"With Barbaro, we never once had to do anything twice. Every time we raised the bar, he met or exceeded it. Even at the Preakness, he knew what he was there to do. Barbaro was a horse of a lifetime. I may never see or work or ride a horse like that again. The odds of doing it are pretty far off. You know I ride Chelokee and I ride Round Pond regularly and there is no comparison and it's ridiculous. Round Pond is a Breeders' Cup champion, but it is what it is."
Matz said he has come to terms with Barbaro's loss, "because I don't think you can do anything else. Digging at it isn't going to change anything."
It's not up to Matz, but he said when Barbaro's owner, Gretchen Jackson, asked his opinion of where Barbaro should be buried, he told her to be selfish. "They have a beautiful lake with a lot of trees right on their farm. I'd be selfish. That's where I'd put him."
When asked if he would have changed anything in his handling of Barbaro, he nods yes. He might have handled the horse differently after he was injured. He said Barbaro's surgeon, Dr. Dean Richardson, might have done some things differently, too, though he did not elaborate on anything specific.
But as far as what went on in the Preakness, Matz sounds firm in his belief that there was nothing anyone could have done to change the events of that day.
"It was simply the closing of the door on the horse beside him -- he'd never been in that spot before -- and when he heard that door bang closed, he thought that was the bell to go," Matz said, referring to Barbaro's false start in the race. "It was just one of those things, and, in the end, it just wasn't supposed to be that day. It's always easy to look back and second-guess, but it is never going to change anything."
But he does look back to the Kentucky Derby as having been something special just as it was, even before anyone knew what would happen to Barbaro.
"It was an unusual situation," he said. "Did the following events make it more special, more dramatic, more unusual? How many times does something like what happened to the Kentucky Derby winner?"
In the end, perhaps, what he saw was satisfying, the way the public responded with an outpouring of love and kindness. The way the horse seemed to touch people fighting their own illnesses and the way his situation inspired donations that might, sometime in the future, help other horses with injuries and deadly inflammations like laminitis.
Matz, who had been standing in his barn, walked to his car and retrieved a large brown envelope from Namibia, from a child named Mateo, an orphan with AIDS. "He knew about Barbaro and that I used to ride jumpers," Matz said. "He ... wants to be a jumper. This little boy has written to us three times. My wife has written to him ... telling him we have six children who jump. And we've heard from one of his teachers that he takes our letters and sleeps with them."

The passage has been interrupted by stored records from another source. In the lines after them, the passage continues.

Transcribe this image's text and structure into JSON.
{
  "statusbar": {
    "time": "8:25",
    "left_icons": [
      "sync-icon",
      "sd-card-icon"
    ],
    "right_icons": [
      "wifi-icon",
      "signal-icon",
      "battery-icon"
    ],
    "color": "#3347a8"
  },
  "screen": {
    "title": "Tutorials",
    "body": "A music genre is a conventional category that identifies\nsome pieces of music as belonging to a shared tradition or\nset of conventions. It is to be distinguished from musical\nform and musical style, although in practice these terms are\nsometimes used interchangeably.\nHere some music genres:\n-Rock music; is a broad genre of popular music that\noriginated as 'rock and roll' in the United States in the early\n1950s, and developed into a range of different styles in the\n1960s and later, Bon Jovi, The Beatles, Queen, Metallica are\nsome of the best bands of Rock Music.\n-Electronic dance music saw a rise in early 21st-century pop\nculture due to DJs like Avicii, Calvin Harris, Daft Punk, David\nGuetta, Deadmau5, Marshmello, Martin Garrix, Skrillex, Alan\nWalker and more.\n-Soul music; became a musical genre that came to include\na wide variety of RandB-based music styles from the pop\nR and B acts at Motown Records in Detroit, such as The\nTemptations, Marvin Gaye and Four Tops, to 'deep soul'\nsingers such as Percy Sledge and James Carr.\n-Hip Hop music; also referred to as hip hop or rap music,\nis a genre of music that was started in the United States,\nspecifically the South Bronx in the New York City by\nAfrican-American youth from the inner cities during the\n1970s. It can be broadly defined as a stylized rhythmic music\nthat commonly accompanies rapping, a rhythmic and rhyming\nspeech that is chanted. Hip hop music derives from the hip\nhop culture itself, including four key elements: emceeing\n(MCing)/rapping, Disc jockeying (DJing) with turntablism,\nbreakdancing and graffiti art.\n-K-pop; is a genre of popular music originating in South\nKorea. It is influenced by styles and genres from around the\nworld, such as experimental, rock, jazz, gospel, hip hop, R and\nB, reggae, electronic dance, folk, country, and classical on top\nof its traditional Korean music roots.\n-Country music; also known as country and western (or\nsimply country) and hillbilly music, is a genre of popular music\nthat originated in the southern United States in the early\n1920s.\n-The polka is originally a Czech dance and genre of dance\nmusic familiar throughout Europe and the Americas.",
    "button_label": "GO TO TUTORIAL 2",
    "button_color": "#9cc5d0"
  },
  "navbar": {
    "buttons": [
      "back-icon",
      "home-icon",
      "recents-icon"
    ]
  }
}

"I hope something good will come out of this [the loss of Barbaro]," he said. "You've seen the support. The money raised for research. Everything. It's unbelievable."
But now there is Chelokee, a young 3-year-old foaled in late May, whose one chance to show he is Kentucky Derby worthy comes tomorrow.
"I feel he's a horse who is improving," Matz said of the son of Cherokee Run. "He just has to prove that he has improved enough to belong in Derby company. This year, it's up to one race. This race. We'll see."